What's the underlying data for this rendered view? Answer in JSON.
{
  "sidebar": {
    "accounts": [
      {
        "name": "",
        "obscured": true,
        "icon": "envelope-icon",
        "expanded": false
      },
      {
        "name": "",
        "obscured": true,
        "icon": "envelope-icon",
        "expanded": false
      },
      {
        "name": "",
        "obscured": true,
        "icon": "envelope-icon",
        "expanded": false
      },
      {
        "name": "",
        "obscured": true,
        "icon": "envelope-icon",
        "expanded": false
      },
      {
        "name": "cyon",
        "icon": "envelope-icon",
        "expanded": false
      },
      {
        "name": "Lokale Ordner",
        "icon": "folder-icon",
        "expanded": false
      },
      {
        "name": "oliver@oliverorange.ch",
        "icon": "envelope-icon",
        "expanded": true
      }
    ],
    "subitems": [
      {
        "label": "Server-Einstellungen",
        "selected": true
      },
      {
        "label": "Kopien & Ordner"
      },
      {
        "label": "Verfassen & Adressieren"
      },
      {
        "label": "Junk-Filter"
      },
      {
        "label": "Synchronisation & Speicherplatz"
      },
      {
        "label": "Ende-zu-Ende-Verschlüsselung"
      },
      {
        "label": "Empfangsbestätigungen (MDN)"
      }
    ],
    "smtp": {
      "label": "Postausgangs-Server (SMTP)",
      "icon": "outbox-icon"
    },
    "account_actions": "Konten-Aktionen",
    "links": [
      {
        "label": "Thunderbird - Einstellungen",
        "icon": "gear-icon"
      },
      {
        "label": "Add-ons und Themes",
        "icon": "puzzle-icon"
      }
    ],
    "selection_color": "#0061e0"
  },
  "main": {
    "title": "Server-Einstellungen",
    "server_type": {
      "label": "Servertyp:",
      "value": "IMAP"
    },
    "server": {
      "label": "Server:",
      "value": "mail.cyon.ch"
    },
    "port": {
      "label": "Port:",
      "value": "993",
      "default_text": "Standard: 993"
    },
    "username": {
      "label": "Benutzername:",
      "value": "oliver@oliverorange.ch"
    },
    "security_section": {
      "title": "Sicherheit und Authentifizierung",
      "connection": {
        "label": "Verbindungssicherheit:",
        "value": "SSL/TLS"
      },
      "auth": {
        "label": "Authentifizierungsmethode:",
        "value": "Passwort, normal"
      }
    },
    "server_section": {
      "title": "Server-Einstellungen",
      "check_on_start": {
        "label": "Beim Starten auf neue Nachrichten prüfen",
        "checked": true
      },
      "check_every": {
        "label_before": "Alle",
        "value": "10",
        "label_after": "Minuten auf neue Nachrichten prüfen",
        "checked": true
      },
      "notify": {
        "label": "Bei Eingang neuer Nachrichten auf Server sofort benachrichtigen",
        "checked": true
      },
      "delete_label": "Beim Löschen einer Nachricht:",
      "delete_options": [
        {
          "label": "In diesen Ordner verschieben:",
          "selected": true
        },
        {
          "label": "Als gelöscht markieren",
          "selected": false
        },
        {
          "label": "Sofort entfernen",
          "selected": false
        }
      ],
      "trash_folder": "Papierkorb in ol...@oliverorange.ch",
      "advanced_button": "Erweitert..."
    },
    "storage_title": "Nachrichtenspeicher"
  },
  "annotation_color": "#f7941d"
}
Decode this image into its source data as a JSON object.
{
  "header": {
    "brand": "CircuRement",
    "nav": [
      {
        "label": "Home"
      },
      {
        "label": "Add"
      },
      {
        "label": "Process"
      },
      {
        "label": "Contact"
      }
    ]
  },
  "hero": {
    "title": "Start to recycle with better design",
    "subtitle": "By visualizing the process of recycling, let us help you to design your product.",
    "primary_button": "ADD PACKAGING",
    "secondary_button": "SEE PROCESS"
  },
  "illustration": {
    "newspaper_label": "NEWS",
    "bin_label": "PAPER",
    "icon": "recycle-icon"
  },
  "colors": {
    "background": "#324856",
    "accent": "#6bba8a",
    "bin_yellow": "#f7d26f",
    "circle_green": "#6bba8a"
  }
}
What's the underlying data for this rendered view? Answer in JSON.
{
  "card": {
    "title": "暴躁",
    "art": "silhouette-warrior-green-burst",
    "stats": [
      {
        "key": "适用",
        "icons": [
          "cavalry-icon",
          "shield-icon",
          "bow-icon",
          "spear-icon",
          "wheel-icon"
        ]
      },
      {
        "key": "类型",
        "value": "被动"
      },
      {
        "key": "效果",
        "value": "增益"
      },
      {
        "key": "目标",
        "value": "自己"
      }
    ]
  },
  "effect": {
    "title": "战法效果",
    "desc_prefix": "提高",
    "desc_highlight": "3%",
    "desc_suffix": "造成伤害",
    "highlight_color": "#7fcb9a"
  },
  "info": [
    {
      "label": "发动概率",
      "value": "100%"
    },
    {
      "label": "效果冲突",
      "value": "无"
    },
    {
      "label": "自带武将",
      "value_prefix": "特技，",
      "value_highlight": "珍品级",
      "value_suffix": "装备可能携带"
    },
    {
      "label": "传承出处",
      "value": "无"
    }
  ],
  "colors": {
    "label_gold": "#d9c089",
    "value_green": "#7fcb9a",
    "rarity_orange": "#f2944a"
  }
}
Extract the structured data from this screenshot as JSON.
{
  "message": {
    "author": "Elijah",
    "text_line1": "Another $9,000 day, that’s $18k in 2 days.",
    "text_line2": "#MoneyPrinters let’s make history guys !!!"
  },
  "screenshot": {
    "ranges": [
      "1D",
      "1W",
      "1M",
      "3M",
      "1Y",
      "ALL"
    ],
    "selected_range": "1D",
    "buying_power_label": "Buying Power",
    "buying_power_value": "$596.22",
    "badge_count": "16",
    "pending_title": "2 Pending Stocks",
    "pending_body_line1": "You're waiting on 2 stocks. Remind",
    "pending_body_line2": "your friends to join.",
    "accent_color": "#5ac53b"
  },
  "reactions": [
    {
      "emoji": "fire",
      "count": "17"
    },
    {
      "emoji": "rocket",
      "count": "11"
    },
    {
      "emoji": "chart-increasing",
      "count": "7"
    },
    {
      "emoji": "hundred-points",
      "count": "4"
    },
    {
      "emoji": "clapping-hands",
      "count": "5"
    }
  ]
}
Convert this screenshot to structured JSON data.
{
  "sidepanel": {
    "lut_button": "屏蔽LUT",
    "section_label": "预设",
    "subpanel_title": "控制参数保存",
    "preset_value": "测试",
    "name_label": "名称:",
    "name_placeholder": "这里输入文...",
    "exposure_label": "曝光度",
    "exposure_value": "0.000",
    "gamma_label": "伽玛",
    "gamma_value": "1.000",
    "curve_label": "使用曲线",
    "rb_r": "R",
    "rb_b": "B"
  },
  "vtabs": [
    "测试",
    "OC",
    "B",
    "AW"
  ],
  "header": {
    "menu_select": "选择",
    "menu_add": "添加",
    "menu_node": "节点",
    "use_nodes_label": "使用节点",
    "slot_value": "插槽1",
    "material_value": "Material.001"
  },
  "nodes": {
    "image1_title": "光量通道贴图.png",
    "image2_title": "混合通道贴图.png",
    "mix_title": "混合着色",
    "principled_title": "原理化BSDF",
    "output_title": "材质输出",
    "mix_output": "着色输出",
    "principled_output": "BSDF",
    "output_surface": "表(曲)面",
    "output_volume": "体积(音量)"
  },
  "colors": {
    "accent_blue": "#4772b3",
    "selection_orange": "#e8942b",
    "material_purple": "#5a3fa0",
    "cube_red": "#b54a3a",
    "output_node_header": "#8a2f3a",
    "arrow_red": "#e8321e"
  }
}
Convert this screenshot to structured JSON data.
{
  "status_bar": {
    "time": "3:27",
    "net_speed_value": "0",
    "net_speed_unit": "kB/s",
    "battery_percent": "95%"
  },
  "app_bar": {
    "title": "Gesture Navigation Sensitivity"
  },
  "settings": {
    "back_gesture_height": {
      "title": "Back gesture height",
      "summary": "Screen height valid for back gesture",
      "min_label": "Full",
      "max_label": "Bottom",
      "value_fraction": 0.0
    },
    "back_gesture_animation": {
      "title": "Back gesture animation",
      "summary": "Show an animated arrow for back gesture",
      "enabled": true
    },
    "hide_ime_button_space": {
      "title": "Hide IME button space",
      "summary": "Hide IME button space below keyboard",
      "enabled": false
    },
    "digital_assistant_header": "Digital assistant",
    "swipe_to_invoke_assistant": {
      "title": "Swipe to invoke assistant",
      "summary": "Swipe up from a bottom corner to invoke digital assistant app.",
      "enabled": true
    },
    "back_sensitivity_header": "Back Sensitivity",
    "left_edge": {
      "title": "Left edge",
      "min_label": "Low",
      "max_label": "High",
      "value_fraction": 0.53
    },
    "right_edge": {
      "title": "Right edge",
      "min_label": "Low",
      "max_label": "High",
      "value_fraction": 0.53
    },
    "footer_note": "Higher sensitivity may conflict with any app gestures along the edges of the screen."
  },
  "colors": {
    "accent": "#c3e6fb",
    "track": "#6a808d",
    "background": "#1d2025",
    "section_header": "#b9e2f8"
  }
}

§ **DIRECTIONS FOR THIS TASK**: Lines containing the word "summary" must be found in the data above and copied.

§ **TASK ANSWER**:
      "summary": "Screen height valid for back gesture",
      "summary": "Show an animated arrow for back gesture",
      "summary": "Hide IME button space below keyboard",
      "summary": "Swipe up from a bottom corner to invoke digital assistant app.",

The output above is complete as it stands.